Dataset rows for apps and sites
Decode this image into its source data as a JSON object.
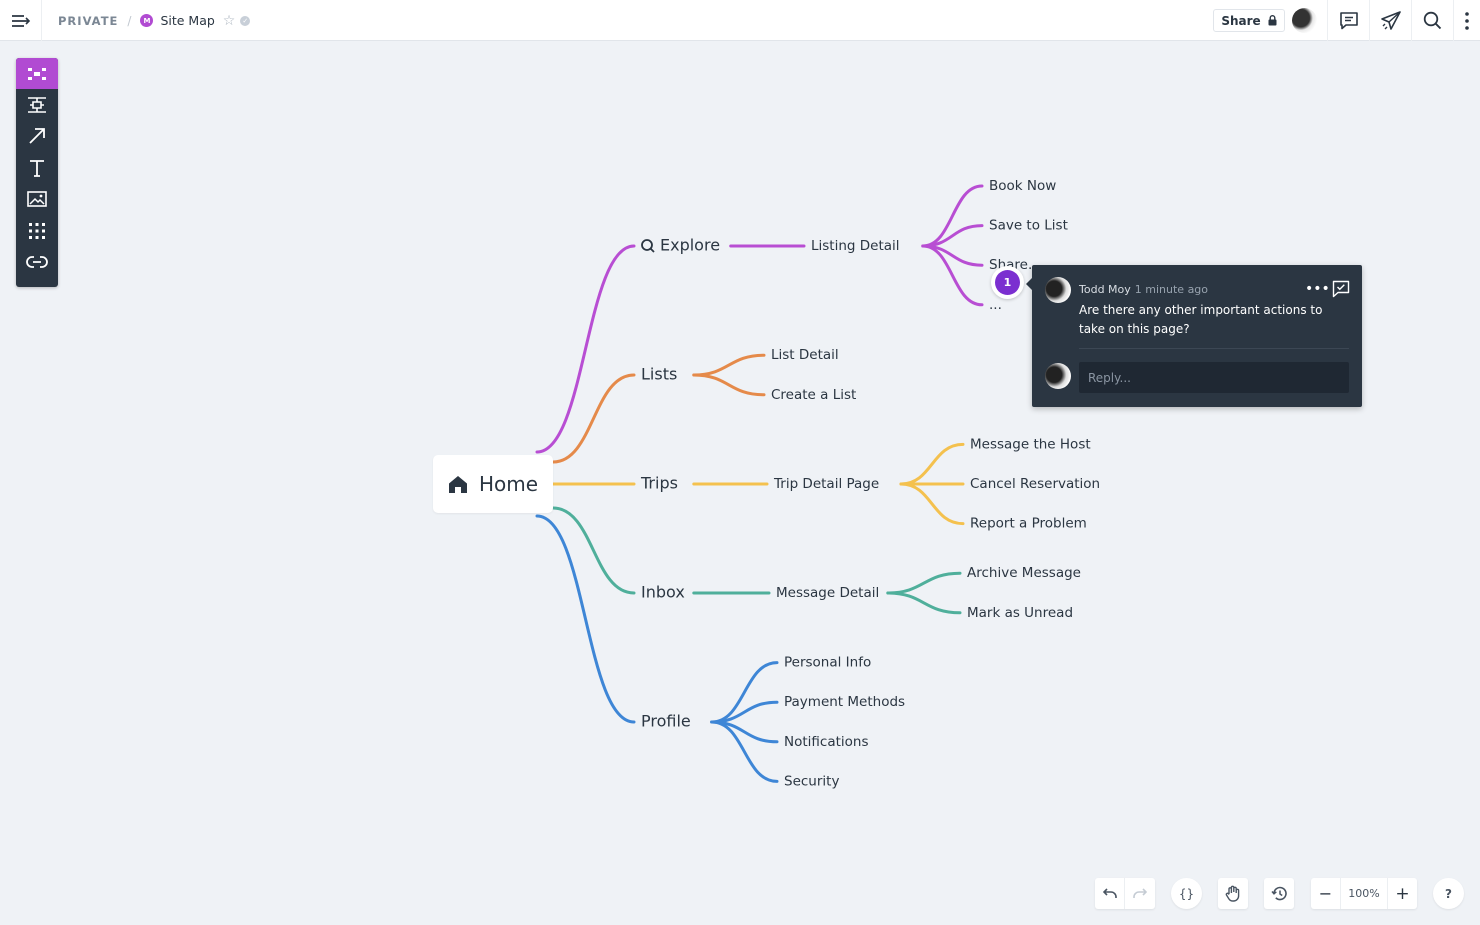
{
  "header": {
    "visibility": "PRIVATE",
    "separator": "/",
    "doc_badge": "M",
    "doc_title": "Site Map",
    "share_label": "Share",
    "icons": [
      "menu-collapse-icon",
      "star-icon",
      "verified-icon",
      "lock-icon",
      "comments-icon",
      "present-icon",
      "search-icon",
      "more-vertical-icon"
    ]
  },
  "toolbar": {
    "tools": [
      {
        "name": "mindmap-tool",
        "active": true
      },
      {
        "name": "flowchart-tool",
        "active": false
      },
      {
        "name": "arrow-tool",
        "active": false
      },
      {
        "name": "text-tool",
        "active": false
      },
      {
        "name": "image-tool",
        "active": false
      },
      {
        "name": "widgets-tool",
        "active": false
      },
      {
        "name": "link-tool",
        "active": false
      }
    ]
  },
  "mindmap": {
    "root": "Home",
    "branches": [
      {
        "label": "Explore",
        "icon": "search-icon",
        "color": "#b84ed3",
        "child": "Listing Detail",
        "leaves": [
          "Book Now",
          "Save to List",
          "Share...",
          "..."
        ]
      },
      {
        "label": "Lists",
        "color": "#e58a4a",
        "child": null,
        "leaves": [
          "List Detail",
          "Create a List"
        ]
      },
      {
        "label": "Trips",
        "color": "#f4c14e",
        "child": "Trip Detail Page",
        "leaves": [
          "Message the Host",
          "Cancel Reservation",
          "Report a Problem"
        ]
      },
      {
        "label": "Inbox",
        "color": "#4faf9b",
        "child": "Message Detail",
        "leaves": [
          "Archive Message",
          "Mark as Unread"
        ]
      },
      {
        "label": "Profile",
        "color": "#3e86d6",
        "child": null,
        "leaves": [
          "Personal Info",
          "Payment Methods",
          "Notifications",
          "Security"
        ]
      }
    ]
  },
  "comment": {
    "pin_number": "1",
    "author": "Todd Moy",
    "time": "1 minute ago",
    "text": "Are there any other important actions to take on this page?",
    "reply_placeholder": "Reply..."
  },
  "bottom_controls": {
    "zoom_level": "100%",
    "code_label": "{}",
    "help_label": "?",
    "zoom_out_label": "−",
    "zoom_in_label": "+"
  },
  "colors": {
    "accent": "#b14bd2",
    "pin": "#7b2fd0",
    "dark_panel": "#2b3642",
    "canvas": "#eff2f6"
  }
}
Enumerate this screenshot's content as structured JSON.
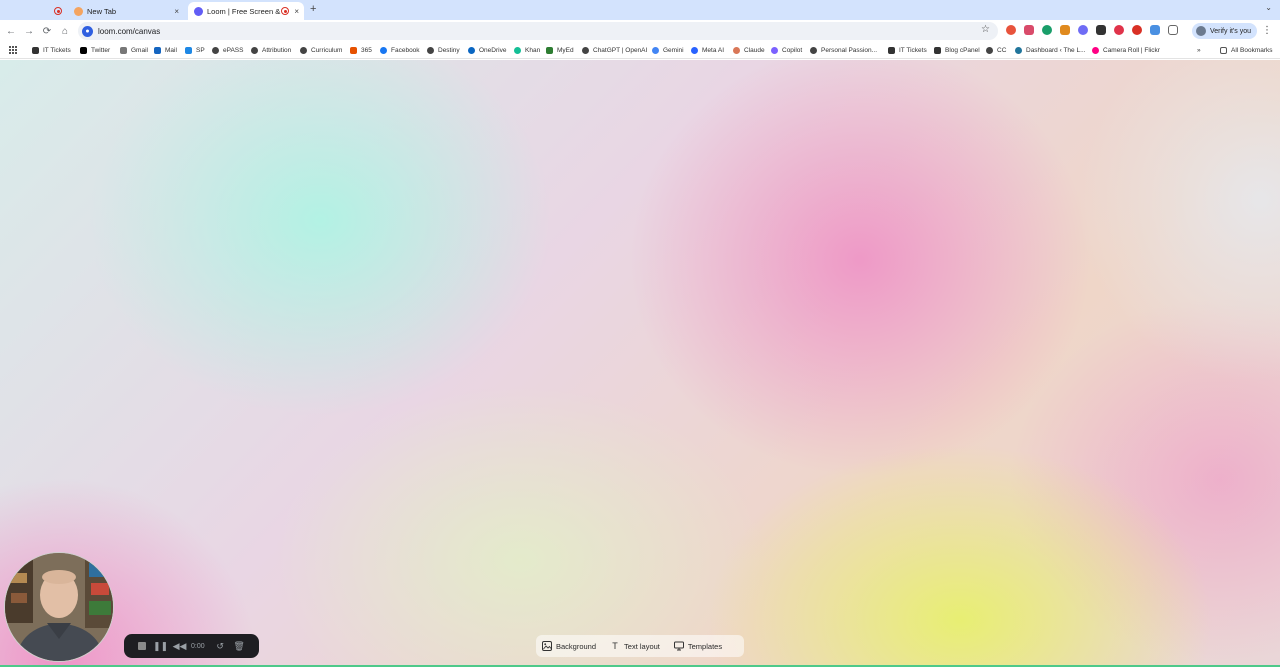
{
  "browser": {
    "tabs": [
      {
        "title": "",
        "active": false
      },
      {
        "title": "New Tab",
        "active": false
      },
      {
        "title": "Loom | Free Screen & Vide",
        "active": true
      }
    ],
    "new_tab_symbol": "+",
    "tab_menu_symbol": "⌄",
    "url": "loom.com/canvas",
    "verify_label": "Verify it's you",
    "icons": {
      "back": "←",
      "forward": "→",
      "reload": "⟳",
      "home": "⌂",
      "star": "☆",
      "kebab": "⋮",
      "close": "×",
      "chevron": "»"
    },
    "colors": {
      "tab_strip": "#d3e3fd",
      "recording_red": "#d93025",
      "loom_blue": "#2f5fe0"
    }
  },
  "bookmarks": [
    {
      "label": "IT Tickets",
      "color": "#333333"
    },
    {
      "label": "Twitter",
      "color": "#000000"
    },
    {
      "label": "Gmail",
      "color": "#555555"
    },
    {
      "label": "Mail",
      "color": "#1565c0"
    },
    {
      "label": "SP",
      "color": "#1e88e5"
    },
    {
      "label": "ePASS",
      "color": "#444444"
    },
    {
      "label": "Attribution",
      "color": "#444444"
    },
    {
      "label": "Curriculum",
      "color": "#444444"
    },
    {
      "label": "365",
      "color": "#e65100"
    },
    {
      "label": "Facebook",
      "color": "#1877f2"
    },
    {
      "label": "Destiny",
      "color": "#444444"
    },
    {
      "label": "OneDrive",
      "color": "#0a66c2"
    },
    {
      "label": "Khan",
      "color": "#14bf96"
    },
    {
      "label": "MyEd",
      "color": "#2e7d32"
    },
    {
      "label": "ChatGPT | OpenAI",
      "color": "#444444"
    },
    {
      "label": "Gemini",
      "color": "#4285f4"
    },
    {
      "label": "Meta AI",
      "color": "#2962ff"
    },
    {
      "label": "Claude",
      "color": "#d97757"
    },
    {
      "label": "Copilot",
      "color": "#7b61ff"
    },
    {
      "label": "Personal Passion...",
      "color": "#444444"
    },
    {
      "label": "IT Tickets",
      "color": "#333333"
    },
    {
      "label": "Blog cPanel",
      "color": "#333333"
    },
    {
      "label": "CC",
      "color": "#444444"
    },
    {
      "label": "Dashboard ‹ The L...",
      "color": "#21759b"
    },
    {
      "label": "Camera Roll | Flickr",
      "color": "#ff0084"
    }
  ],
  "bookmarks_overflow": "»",
  "all_bookmarks_label": "All Bookmarks",
  "recorder": {
    "time": "0:00"
  },
  "canvas_toolbar": {
    "background_label": "Background",
    "text_layout_label": "Text layout",
    "templates_label": "Templates"
  }
}
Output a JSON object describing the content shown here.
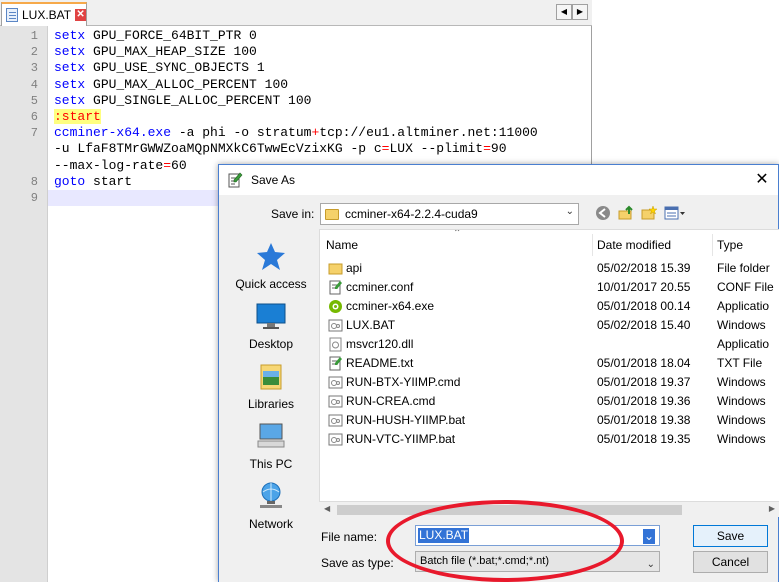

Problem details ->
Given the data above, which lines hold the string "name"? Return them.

Solution ->
        "name": "mindmap-tool",
        "name": "flowchart-tool",
        "name": "arrow-tool",
        "name": "text-tool",
        "name": "image-tool",
        "name": "widgets-tool",
        "name": "link-tool",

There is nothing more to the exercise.